  • 10. Test concepts (ctd.) -Test run: the execution with actual results of a test suite(s). Actual results are compared against expected one, in order to decide the outcome: pass or no pass. ÷ pass: actual results are the same as expected one. ÷ no pass: actual results are different from expected ones; this reveals a bug, and is therefore considered a successful test. -Test driver: a class or utility program that applies test cases to an implementation under testing (IUT) -Stub: a partial, temporary implementation of a component, that may serve as a placeholder for an incomplete component or implement testing support code. -Test script: a program written in a procedural script language (usually interpreted) that executes a test suite(s). -Test harness: a system of test drivers and other tools 10 supporting test execution.
  • 11. Testing Tasks Test cases Test data Test results Test reports Compare Design test Prepare Run program results to cases test data with test data test cases 1. Design test cases: define and generate test cases using selected test strategies. 2. Prepare test data: instantiate the test cases by generating test points. 3. Execute test cases/suites: applies the test points to the IUT. 4. Compare results: compare the actual outputs with expected ones, and report corresponding test results. 11
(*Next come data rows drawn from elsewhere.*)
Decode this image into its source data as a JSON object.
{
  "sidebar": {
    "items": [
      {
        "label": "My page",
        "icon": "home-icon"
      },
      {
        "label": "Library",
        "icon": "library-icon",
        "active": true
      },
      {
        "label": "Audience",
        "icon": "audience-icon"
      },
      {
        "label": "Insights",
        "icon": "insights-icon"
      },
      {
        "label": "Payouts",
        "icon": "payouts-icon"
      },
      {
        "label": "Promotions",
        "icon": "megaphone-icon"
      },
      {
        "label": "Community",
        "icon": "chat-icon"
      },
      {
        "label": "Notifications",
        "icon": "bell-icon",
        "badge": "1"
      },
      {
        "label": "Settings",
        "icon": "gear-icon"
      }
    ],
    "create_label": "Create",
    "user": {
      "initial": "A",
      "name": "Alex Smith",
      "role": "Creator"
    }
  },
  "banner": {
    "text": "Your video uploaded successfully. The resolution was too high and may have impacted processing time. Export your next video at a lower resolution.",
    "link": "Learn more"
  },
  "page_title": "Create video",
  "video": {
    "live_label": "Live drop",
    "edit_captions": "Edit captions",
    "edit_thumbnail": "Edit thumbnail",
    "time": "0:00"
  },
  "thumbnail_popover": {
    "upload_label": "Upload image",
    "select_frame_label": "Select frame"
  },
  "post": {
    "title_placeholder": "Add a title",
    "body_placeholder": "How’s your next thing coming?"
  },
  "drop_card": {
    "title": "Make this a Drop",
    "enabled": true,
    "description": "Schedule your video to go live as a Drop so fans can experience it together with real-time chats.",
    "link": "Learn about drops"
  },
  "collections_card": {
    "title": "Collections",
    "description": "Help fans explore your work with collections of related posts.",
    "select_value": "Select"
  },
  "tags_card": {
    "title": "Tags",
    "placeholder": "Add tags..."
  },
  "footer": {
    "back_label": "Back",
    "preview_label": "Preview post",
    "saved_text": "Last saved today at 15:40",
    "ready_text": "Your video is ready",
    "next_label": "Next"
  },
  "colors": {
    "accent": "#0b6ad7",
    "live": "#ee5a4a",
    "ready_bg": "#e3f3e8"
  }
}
  • 12. 4. Lifecycle Testing Traditional Testing Approaches -Traditionally testing occurs at the latter phases of the software development cycle -However, restricting testing to a single phase creates the potential that errors with significant and costly consequences may occur. 12
  • 13. -Studies conducted by IBM over several major projects have shown that: ÷ an average of 60 defects could be detected during application development: ÷50% of the defects could be detected when testing is conducted before the implementation phase, ÷80% could be detected when testing is conducted after implementation. ÷It is at least 10 times more expensive to fix a defect after implementation than before, and 100 times more expensive during maintenance. -Lessons learned: ÷Importance of starting testing as early as possible. ÷Necessity to integrate testing in the entire development life cycle, and not only after coding or during production. -Lifecycle testing is recommended as alternative to traditional testing: ÷Incorporates testing in all the phases of the development process, and as such it spans the entire software lifecycle. ÷Starts at the same time as the product development process; both processes run concurrently and should be conducted using well structured but different methodologies. 13
  • 14. Lifecycle Testing ÷Requirements Testing: ensure that the requirements are recorded or documented properly, and address user and business concerns. ÷Design Testing: ensure that the design is complete, accurate and matches with the requirements. ÷Implementation Testing: ensure that the design specification has been correctly implemented. ÷Maintenance Testing: involve deployment testing at the installation, and regression testing during operation. 14